* _Excerpts from an interface dataset_:
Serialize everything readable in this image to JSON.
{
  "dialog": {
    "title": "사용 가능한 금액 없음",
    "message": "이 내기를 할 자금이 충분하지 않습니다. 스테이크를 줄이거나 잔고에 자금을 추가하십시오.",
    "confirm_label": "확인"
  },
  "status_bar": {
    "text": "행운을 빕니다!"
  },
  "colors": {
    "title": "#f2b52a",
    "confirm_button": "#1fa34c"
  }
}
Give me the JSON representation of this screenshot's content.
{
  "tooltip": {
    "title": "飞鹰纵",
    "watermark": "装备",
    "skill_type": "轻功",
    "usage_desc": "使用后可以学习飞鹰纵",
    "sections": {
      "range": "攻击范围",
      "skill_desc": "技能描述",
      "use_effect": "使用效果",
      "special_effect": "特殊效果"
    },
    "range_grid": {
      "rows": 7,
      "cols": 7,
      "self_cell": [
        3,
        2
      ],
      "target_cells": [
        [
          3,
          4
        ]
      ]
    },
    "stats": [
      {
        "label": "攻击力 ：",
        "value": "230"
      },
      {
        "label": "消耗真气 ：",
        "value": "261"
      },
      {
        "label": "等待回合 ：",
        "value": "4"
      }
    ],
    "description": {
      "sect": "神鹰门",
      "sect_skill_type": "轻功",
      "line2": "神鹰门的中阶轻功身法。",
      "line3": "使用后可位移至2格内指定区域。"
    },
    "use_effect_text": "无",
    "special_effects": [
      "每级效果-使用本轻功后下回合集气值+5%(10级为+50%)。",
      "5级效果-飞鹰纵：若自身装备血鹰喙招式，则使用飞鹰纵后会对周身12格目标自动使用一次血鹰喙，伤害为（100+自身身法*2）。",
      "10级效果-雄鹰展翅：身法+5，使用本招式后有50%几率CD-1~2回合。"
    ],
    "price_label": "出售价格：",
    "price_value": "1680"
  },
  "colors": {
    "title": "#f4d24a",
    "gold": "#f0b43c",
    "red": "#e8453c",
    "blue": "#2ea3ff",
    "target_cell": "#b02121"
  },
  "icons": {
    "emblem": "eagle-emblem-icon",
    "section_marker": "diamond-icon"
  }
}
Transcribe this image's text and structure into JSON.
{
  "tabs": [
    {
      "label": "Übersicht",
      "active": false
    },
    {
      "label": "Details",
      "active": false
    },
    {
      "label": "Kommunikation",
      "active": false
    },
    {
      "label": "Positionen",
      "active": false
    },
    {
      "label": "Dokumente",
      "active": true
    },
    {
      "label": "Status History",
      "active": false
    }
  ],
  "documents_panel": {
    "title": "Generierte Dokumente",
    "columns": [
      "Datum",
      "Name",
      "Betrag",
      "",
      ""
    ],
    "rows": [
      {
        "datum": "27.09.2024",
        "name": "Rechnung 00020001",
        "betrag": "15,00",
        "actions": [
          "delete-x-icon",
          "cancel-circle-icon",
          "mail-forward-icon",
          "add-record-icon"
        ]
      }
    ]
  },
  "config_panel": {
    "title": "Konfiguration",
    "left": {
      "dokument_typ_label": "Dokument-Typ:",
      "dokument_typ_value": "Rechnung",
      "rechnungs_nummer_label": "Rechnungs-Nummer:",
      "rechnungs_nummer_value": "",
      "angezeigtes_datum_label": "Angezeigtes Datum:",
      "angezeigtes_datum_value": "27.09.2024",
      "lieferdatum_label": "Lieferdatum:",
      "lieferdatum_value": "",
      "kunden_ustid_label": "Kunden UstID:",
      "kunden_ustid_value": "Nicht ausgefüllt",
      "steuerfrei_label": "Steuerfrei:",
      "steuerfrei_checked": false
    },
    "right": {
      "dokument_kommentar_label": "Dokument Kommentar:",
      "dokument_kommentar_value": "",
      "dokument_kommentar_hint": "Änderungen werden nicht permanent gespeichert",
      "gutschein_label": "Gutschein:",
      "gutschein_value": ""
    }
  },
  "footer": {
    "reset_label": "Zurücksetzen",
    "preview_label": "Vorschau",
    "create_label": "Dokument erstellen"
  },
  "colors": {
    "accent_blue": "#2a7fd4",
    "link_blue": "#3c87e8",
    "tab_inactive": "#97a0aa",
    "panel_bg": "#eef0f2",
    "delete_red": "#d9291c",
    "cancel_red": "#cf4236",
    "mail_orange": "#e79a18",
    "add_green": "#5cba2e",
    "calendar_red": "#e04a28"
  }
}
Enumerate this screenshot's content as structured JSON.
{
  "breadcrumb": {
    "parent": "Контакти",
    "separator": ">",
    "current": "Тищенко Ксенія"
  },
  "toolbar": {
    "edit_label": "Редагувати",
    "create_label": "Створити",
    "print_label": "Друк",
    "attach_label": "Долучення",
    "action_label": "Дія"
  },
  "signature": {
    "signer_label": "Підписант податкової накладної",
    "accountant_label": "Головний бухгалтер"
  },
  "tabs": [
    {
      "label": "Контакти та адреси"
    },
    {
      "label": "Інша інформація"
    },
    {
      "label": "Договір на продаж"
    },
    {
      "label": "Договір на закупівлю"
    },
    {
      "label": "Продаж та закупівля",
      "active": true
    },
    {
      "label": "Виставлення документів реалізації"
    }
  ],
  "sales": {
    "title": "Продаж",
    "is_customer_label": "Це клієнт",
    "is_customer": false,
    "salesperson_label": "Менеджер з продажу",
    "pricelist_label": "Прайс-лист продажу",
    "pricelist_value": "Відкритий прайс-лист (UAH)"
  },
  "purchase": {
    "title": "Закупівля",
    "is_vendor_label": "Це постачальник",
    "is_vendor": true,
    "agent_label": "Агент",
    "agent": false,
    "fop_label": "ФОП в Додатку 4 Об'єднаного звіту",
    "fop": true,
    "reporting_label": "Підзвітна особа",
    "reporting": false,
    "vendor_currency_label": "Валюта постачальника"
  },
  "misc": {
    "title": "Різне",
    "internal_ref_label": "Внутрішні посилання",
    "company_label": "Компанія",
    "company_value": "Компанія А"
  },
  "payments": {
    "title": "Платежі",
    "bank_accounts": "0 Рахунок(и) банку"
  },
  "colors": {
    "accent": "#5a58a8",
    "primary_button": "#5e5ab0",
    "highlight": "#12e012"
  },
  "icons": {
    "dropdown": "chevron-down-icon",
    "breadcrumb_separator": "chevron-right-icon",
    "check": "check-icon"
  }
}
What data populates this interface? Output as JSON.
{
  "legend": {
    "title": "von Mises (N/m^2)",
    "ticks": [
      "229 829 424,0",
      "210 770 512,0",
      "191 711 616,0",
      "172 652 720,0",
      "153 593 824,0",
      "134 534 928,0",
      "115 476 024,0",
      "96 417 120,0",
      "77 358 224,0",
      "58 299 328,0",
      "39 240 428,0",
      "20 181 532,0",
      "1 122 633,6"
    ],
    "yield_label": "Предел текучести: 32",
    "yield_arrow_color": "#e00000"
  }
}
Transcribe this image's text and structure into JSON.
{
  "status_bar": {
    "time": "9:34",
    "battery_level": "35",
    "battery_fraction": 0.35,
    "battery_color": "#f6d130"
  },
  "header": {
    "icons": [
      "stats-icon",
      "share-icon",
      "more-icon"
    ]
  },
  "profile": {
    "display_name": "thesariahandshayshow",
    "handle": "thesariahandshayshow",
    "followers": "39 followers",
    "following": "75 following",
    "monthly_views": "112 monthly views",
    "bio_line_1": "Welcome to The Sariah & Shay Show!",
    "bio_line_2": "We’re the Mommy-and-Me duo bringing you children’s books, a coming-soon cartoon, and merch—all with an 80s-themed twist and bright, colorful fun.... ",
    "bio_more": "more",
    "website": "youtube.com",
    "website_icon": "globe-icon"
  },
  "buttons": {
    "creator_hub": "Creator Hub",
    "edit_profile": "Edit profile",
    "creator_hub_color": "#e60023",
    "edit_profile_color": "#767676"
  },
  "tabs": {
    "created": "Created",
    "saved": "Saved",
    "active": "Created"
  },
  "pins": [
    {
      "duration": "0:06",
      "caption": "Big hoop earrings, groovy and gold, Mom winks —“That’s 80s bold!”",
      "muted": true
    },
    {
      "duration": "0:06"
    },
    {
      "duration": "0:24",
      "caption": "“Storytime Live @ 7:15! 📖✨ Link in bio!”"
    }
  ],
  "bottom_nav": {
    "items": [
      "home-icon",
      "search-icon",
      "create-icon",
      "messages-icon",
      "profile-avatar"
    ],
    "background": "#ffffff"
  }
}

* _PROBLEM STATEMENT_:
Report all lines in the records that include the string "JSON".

* _SOLUTION TO THE PROBLEM_:
Serialize everything readable in this image to JSON.
Give me the JSON representation of this screenshot's content.
Transcribe this image's text and structure into JSON.
Enumerate this screenshot's content as structured JSON.
What data populates this interface? Output as JSON.
Transcribe this image's text and structure into JSON.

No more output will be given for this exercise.